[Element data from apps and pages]
· · · ·

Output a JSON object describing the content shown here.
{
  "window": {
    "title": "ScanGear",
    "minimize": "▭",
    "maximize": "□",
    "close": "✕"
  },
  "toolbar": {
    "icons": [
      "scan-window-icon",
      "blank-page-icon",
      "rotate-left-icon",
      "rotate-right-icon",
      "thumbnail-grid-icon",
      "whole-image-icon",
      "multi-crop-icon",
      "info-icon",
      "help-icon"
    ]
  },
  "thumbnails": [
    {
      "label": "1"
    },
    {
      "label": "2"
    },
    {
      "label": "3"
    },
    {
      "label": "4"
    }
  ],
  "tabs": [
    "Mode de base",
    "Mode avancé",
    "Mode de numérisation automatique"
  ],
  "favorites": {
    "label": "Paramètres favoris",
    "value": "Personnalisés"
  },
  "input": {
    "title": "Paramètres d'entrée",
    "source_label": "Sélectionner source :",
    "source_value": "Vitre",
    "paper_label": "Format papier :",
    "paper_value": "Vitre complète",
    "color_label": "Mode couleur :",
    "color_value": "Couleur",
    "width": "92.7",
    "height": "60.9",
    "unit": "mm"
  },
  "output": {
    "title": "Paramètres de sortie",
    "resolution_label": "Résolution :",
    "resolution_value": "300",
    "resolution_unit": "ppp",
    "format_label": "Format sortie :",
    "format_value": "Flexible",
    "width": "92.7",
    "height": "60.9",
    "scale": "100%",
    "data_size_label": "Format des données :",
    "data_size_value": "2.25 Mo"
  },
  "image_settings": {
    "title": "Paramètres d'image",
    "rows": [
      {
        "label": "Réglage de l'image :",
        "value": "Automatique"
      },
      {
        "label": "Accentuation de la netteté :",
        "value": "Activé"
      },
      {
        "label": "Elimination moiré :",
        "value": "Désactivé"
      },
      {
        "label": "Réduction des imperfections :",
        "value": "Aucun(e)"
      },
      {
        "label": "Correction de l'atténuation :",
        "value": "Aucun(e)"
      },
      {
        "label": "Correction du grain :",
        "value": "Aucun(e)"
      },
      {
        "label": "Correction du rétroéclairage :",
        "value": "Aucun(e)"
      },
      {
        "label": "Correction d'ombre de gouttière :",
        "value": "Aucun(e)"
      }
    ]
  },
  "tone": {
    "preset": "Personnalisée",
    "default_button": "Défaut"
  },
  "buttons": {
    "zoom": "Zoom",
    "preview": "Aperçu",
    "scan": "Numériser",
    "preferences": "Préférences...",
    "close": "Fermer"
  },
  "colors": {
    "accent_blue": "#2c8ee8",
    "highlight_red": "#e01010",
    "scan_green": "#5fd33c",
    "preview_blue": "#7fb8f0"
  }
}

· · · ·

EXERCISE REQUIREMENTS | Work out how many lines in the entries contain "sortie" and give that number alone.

ANSWER TO THE PROBLEM | 2